3. In order to change our focus from finding meaning in words to finding meaning in images, your second discussion board assignment for this week will be to describe a political cartoon based on the Cruz and Motoko readings. If you Google “political cartoon,” you’ll find plenty of examples of what these images do. They represent the heart of an idea or conflict in a way that someone working through the newspaper immediately sees the irony or satire that is being represented. While some are true masterpieces, their power comes from representing difficult ideas in a very accessible way. Think of the readings and choose one to “sketch” in words. Then, describe what the cartoon version of this article would look like using a detailed description. It should be about 100 words long and explain why it makes the concept accessible to the audience. If you are of an artistic persuasion and would like a break from typing, you can feel entirely free to quickly sketch your cartoon rather than type it out.
4. Read Chapter 8 in Argument Today to learn the basics of presenting an essay visually. You’ll find that it forces you to understand the essay-level logic of your own writing in order to plan out how many slides/shots you need and how much importance to place on ideas. This relationship is the difference between just presenting visual “notes” of your paper and creating a piece of work that proves your thesis by the audio-visual relationship between your presentation of ideas. You’ll find examples of this sort of project attached here to help you narrow in on the quality and scope of the work that you’ll be expected to produce.
After reading Chapter 8 and viewing some of the example projects attached to this item, post your preliminary ideas for which essay you would like to expand into a visual format. Is there anything particularly fitting, challenging, or rewarding about converting this essay? Do you have any ideas up front of how you will organize your thoughts or what format that you will use? Now is your chance to share you ideas with the class and have more tech-savvy students give you pointers.
5. For this week’s discussion board, you should first read Chapters 21 and 23 from Argument Today. These chapters are fundamental to putting finishing touches on your project to make sure that the optics match up with what you are trying to prove (remember the thesis!)

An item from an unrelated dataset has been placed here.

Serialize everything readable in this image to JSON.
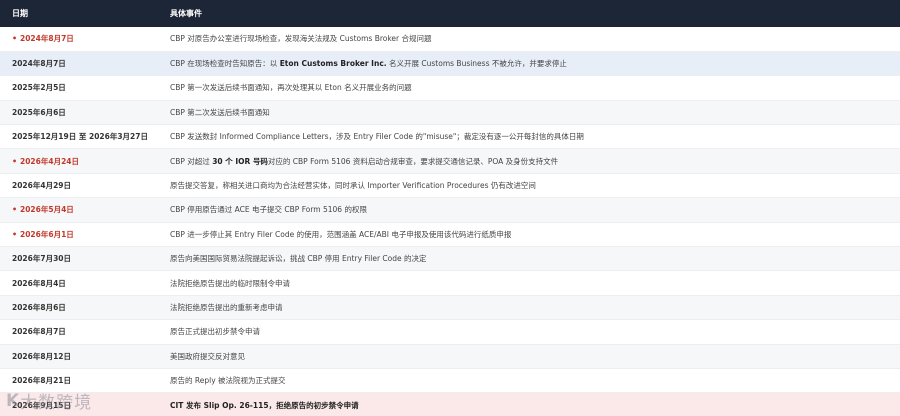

For the first element of your initial post, share with the class where you stand with your project, what you’ve completed/decided, and what your next step is. This should be about a paragraph and be as specific as possible. If you’re willing to be candid, you’ll probably find that others are having the same issues and you can put your heads together. Remember back in the introduction to Argument Today that meaningful collaboration with peers is how a great deal of writing is created. This project is no exception!
For the second element in your initial post, you should state at least 3 considerations from this week’s reading that you will be applying to your work (please cite with a page number from the Argument Today text) and how you will apply them to your project. This will serve as a quick and painless workshop for sharing ideas.
6. For this discussion board, you will be posting an analysis of one of the example projects from the "Virginia Lynne" source from Week 12. It's also attached to the link for this assignment in Week 13 for your convenience. If you refer back to the “Questions to Ask When Reading,” you’ll have a good idea of the types of observations to make. Also, use what we’ve learned so far about the unique challenges and strengths of visual presentation to decide if the presenter(s) had a clear thesis that was developed fully. Post your analysis here in a passage of approximately 300 words.
7. Just as with our written essays, we will be giving peer feedback before turning in our visual essays. For this discussion board, you should upload your current visual essay by creating a thread (just like always.) Then, notice in the text input box that there are two downward facing chevrons ("carrot marks") in the upper right hand corner. If you click these, it will open up more options for uploading, including Mashups. Here, you'll be able to upload any sort of video or presentation that you've created for peer review.